Another child under the supervision of a Philadelphia Department of Human Services contractor has died under highly suspicious circumstances. How many more must die before city and state officials realize that continuing to tinker with the symptoms of what plagues this vital agency doesn't work? It needs to be restructured from top to bottom and take a different philosophical approach to caring for vulnerable children.

A 17-year-old boy died in a struggle with staff at the residential campus of Wordsworth Academy, one of 10 agencies contracted by the city's DHS to serve as a community umbrella agency. The CUAs handle child welfare cases under DHS oversight, but too often that oversight has been lacking.

The teenager was declared dead after police arrived around 9 p.m. on Oct. 13 at the Wordsworth facility just outside Fairmount Park. State Department of Human Services reports said the boy had gotten into a fight with staff members who entered his room to search for a stolen iPod, which they apparently found after overturning a bed and throwing furniture.

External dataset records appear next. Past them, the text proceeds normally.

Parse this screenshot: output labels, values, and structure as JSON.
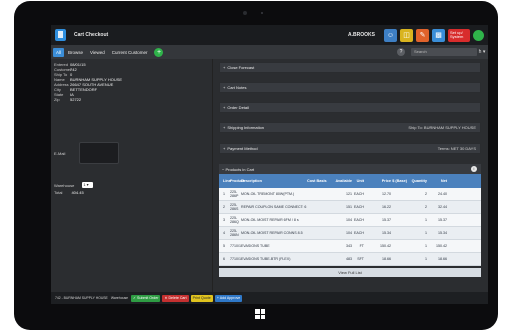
{
  "header": {
    "app_title": "Cart Checkout",
    "user_name": "A.BROOKS",
    "icons": [
      "user-icon",
      "cart-icon",
      "notes-icon",
      "document-icon",
      "setup-icon",
      "online-status-icon"
    ],
    "setup_label": "Set up/ System"
  },
  "tabs": {
    "items": [
      "All",
      "Browse",
      "Viewed",
      "Current Customer"
    ],
    "active": "All",
    "search_placeholder": "Search",
    "search_go": "h ▾"
  },
  "customer": {
    "fields": [
      {
        "label": "Entered",
        "value": "08/01/15"
      },
      {
        "label": "Customer",
        "value": "742"
      },
      {
        "label": "Ship To",
        "value": "0"
      },
      {
        "label": "Name",
        "value": "BURNHAM SUPPLY HOUSE"
      },
      {
        "label": "Address",
        "value": "26647 SOUTH AVENUE"
      },
      {
        "label": "City",
        "value": "BETTENDORF"
      },
      {
        "label": "State",
        "value": "IA"
      },
      {
        "label": "Zip",
        "value": "52722"
      }
    ],
    "email_label": "E-Mail",
    "warehouse_label": "Warehouse",
    "warehouse_value": "1 ▾",
    "total_label": "Total",
    "total_value": "404.45"
  },
  "sections": [
    {
      "label": "Close Forecast",
      "right": ""
    },
    {
      "label": "Cart Notes",
      "right": ""
    },
    {
      "label": "Order Detail",
      "right": ""
    },
    {
      "label": "Shipping Information",
      "right": "Ship To: BURNHAM SUPPLY HOUSE"
    },
    {
      "label": "Payment Method",
      "right": "Terms: NET 30 DAYS"
    }
  ],
  "products": {
    "heading": "Products in Cart",
    "columns": {
      "line": "Line",
      "product": "Product",
      "description": "Description",
      "cost": "Cost Basis",
      "available": "Available",
      "unit": "Unit",
      "price": "Price",
      "discount": "Discount",
      "disc_flag": "$ (Base)",
      "quantity": "Quantity",
      "net": "Net"
    },
    "rows": [
      {
        "line": "1",
        "product": "225-286P",
        "description": "MON-OIL TREMONT 80W(PTM.)",
        "cost": "",
        "available": "121",
        "unit": "EACH",
        "price": "12.70",
        "discount": "",
        "quantity": "2",
        "net": "24.40"
      },
      {
        "line": "2",
        "product": "225-286S",
        "description": "REPAIR COUPLON SAME CONNECT: 6",
        "cost": "",
        "available": "151",
        "unit": "EACH",
        "price": "16.22",
        "discount": "",
        "quantity": "2",
        "net": "32.44"
      },
      {
        "line": "3",
        "product": "225-286Q",
        "description": "MON-OIL MOIST REPAIR 6FM / 8 s",
        "cost": "",
        "available": "104",
        "unit": "EACH",
        "price": "15.37",
        "discount": "",
        "quantity": "1",
        "net": "15.37"
      },
      {
        "line": "4",
        "product": "225-286N",
        "description": "MON-OIL MOIST REPAIR CONNS 8.5",
        "cost": "",
        "available": "104",
        "unit": "EACH",
        "price": "15.34",
        "discount": "",
        "quantity": "1",
        "net": "15.34"
      },
      {
        "line": "5",
        "product": "7710/1",
        "description": "EVASIONS TUBE",
        "cost": "",
        "available": "343",
        "unit": "FT",
        "price": "150.42",
        "discount": "",
        "quantity": "1",
        "net": "150.42"
      },
      {
        "line": "6",
        "product": "7710/1",
        "description": "EVASIONS TUBE-BTR (FLEX)",
        "cost": "",
        "available": "483",
        "unit": "SFT",
        "price": "18.66",
        "discount": "",
        "quantity": "1",
        "net": "18.66"
      }
    ],
    "view_full": "View Full List"
  },
  "bottombar": {
    "customer_label": "742 - BURNHAM SUPPLY HOUSE",
    "warehouse_label": "Warehouse",
    "buttons": [
      {
        "label": "✓ Submit Order",
        "color": "#2e9c43"
      },
      {
        "label": "✕ Delete Cart",
        "color": "#c53030"
      },
      {
        "label": "Print Quote",
        "color": "#e0c31e"
      },
      {
        "label": "+ Add Approve",
        "color": "#2f78c8"
      }
    ]
  }
}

The boy became violent, the reports said, and during attempts to restrain him one staff member held his legs while another began "throwing punches" at the teenager's ribs. At some point, the boy began gasping for air. Children in the hallway said they heard him yelling, "Get off me, I can't breathe."

It took the state 11 days to complete an investigation and order Wordsworth to shut down its residential treatment program, citing it with "gross incompetence, negligence, and misconduct" in operating the facility. Specific accusations included abuse and mistreatment of a child and violating a child's right to be protected from unreasonable search and seizure.

Almost as disturbing was a catalog of unrelated deficiencies, including broken heating and air-conditioning; unsanitary flooring; bathrooms with standing water; inoperable hallway lights; heaters with sharp edges, exposed electrical wires; and holes in the walls. Prisons are kept in better condition; but this was a residence mostly for children with developmental problems.

An earlier state report said a Wordsworth staff member had sexual contact with three children last year. Where was the oversight the city DHS is supposed to provide? More than 40 children under its umbrella have died since the city began its CUA system four years ago. Its license was downgraded by the state in May, which said the city had violated 71 child welfare regulations.

The state recommended that the city reduce its DHS staff and transfer those resources to CUAs. But if the recent tragedy involving Wordsworth is any indication, the city should not reduce its ability to monitor CUAs. New city DHS director Cynthia Figueroa must find a better way to protect children.